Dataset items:

⁂

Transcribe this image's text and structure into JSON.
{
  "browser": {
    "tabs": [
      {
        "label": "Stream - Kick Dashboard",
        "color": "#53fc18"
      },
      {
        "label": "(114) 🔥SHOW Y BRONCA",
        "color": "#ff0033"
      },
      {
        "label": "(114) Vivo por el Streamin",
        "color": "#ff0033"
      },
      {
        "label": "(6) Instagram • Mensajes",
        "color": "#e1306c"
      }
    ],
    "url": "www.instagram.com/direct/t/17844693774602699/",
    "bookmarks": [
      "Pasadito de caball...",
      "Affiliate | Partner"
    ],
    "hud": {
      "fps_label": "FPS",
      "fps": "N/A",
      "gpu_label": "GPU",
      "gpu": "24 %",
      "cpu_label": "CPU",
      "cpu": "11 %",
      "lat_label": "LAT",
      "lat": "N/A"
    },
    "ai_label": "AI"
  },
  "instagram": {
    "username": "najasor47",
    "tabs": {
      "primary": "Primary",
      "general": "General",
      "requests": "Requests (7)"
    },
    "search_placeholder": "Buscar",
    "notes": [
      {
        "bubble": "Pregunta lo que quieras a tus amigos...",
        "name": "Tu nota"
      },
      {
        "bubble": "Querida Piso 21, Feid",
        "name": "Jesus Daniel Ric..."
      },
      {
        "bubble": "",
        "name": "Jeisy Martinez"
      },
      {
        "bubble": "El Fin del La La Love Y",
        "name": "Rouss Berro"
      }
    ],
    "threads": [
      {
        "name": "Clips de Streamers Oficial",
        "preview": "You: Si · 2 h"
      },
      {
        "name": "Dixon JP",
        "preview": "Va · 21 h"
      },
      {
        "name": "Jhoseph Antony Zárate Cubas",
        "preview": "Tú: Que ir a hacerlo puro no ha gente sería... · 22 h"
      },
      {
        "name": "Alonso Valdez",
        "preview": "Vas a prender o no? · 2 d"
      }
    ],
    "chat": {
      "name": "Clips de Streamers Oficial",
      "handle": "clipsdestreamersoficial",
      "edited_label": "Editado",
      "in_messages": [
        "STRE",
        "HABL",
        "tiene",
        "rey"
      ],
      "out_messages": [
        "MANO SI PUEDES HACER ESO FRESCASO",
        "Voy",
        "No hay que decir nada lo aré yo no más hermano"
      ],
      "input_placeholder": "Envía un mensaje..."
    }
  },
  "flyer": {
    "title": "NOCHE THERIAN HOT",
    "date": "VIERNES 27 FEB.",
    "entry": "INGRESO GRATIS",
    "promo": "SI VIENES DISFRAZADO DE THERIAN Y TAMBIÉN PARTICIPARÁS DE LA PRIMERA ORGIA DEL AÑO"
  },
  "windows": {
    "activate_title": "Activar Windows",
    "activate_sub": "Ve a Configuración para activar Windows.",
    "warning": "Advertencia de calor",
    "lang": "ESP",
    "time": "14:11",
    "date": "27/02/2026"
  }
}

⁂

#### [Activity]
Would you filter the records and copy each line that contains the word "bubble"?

#### [Task response]
        "bubble": "Pregunta lo que quieras a tus amigos...",
        "bubble": "Querida Piso 21, Feid",
        "bubble": "",
        "bubble": "El Fin del La La Love Y",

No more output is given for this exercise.